BRIEF —
Nothing in the entries should be altered. Write them out in full.

═══

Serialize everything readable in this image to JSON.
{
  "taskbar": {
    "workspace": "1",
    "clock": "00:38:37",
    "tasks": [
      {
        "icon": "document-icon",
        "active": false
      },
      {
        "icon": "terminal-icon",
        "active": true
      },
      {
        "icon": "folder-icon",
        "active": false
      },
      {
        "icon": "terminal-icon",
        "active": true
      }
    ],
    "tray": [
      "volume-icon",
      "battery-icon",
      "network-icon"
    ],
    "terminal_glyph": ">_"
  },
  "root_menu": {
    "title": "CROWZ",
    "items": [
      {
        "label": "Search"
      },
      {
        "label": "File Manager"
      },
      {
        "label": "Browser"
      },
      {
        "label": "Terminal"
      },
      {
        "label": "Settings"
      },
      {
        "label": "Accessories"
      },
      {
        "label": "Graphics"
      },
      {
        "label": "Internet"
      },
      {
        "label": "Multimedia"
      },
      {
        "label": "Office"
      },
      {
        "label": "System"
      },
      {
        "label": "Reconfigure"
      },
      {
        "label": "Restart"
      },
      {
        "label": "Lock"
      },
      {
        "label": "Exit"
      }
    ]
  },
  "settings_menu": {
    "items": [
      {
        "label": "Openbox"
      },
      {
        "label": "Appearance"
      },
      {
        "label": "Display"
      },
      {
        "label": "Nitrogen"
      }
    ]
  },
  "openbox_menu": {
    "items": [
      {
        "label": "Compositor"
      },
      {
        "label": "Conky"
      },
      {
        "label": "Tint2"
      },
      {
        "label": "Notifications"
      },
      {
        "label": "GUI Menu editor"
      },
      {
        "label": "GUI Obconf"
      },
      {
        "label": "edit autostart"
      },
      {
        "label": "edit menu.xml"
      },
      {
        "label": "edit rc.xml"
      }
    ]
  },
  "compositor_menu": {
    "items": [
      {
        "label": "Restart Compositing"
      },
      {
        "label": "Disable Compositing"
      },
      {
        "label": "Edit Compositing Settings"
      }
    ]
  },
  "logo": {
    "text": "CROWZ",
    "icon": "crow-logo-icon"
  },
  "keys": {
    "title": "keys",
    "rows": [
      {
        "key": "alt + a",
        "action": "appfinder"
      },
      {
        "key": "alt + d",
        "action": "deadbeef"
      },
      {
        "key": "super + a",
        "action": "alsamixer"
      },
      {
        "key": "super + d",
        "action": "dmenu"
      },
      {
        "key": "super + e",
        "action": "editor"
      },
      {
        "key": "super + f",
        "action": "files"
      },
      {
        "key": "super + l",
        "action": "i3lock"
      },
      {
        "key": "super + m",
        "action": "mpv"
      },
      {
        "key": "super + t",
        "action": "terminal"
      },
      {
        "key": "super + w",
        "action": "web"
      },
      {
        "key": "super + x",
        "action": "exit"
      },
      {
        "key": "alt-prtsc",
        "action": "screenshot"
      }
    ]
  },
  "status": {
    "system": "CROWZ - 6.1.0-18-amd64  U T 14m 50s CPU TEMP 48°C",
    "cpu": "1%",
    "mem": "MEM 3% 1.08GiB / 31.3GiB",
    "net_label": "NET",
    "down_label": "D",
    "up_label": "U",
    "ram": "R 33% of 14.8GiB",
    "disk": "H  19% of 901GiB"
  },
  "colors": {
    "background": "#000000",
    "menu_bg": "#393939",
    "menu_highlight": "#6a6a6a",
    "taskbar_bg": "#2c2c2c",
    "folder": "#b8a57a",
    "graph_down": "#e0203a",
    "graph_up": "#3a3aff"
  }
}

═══

RESULT —
Serialize everything readable in this image to JSON.
{
  "taskbar": {
    "workspace": "1",
    "clock": "00:38:37",
    "tasks": [
      {
        "icon": "document-icon",
        "active": false
      },
      {
        "icon": "terminal-icon",
        "active": true
      },
      {
        "icon": "folder-icon",
        "active": false
      },
      {
        "icon": "terminal-icon",
        "active": true
      }
    ],
    "tray": [
      "volume-icon",
      "battery-icon",
      "network-icon"
    ],
    "terminal_glyph": ">_"
  },
  "root_menu": {
    "title": "CROWZ",
    "items": [
      {
        "label": "Search"
      },
      {
        "label": "File Manager"
      },
      {
        "label": "Browser"
      },
      {
        "label": "Terminal"
      },
      {
        "label": "Settings"
      },
      {
        "label": "Accessories"
      },
      {
        "label": "Graphics"
      },
      {
        "label": "Internet"
      },
      {
        "label": "Multimedia"
      },
      {
        "label": "Office"
      },
      {
        "label": "System"
      },
      {
        "label": "Reconfigure"
      },
      {
        "label": "Restart"
      },
      {
        "label": "Lock"
      },
      {
        "label": "Exit"
      }
    ]
  },
  "settings_menu": {
    "items": [
      {
        "label": "Openbox"
      },
      {
        "label": "Appearance"
      },
      {
        "label": "Display"
      },
      {
        "label": "Nitrogen"
      }
    ]
  },
  "openbox_menu": {
    "items": [
      {
        "label": "Compositor"
      },
      {
        "label": "Conky"
      },
      {
        "label": "Tint2"
      },
      {
        "label": "Notifications"
      },
      {
        "label": "GUI Menu editor"
      },
      {
        "label": "GUI Obconf"
      },
      {
        "label": "edit autostart"
      },
      {
        "label": "edit menu.xml"
      },
      {
        "label": "edit rc.xml"
      }
    ]
  },
  "compositor_menu": {
    "items": [
      {
        "label": "Restart Compositing"
      },
      {
        "label": "Disable Compositing"
      },
      {
        "label": "Edit Compositing Settings"
      }
    ]
  },
  "logo": {
    "text": "CROWZ",
    "icon": "crow-logo-icon"
  },
  "keys": {
    "title": "keys",
    "rows": [
      {
        "key": "alt + a",
        "action": "appfinder"
      },
      {
        "key": "alt + d",
        "action": "deadbeef"
      },
      {
        "key": "super + a",
        "action": "alsamixer"
      },
      {
        "key": "super + d",
        "action": "dmenu"
      },
      {
        "key": "super + e",
        "action": "editor"
      },
      {
        "key": "super + f",
        "action": "files"
      },
      {
        "key": "super + l",
        "action": "i3lock"
      },
      {
        "key": "super + m",
        "action": "mpv"
      },
      {
        "key": "super + t",
        "action": "terminal"
      },
      {
        "key": "super + w",
        "action": "web"
      },
      {
        "key": "super + x",
        "action": "exit"
      },
      {
        "key": "alt-prtsc",
        "action": "screenshot"
      }
    ]
  },
  "status": {
    "system": "CROWZ - 6.1.0-18-amd64  U T 14m 50s CPU TEMP 48°C",
    "cpu": "1%",
    "mem": "MEM 3% 1.08GiB / 31.3GiB",
    "net_label": "NET",
    "down_label": "D",
    "up_label": "U",
    "ram": "R 33% of 14.8GiB",
    "disk": "H  19% of 901GiB"
  },
  "colors": {
    "background": "#000000",
    "menu_bg": "#393939",
    "menu_highlight": "#6a6a6a",
    "taskbar_bg": "#2c2c2c",
    "folder": "#b8a57a",
    "graph_down": "#e0203a",
    "graph_up": "#3a3aff"
  }
}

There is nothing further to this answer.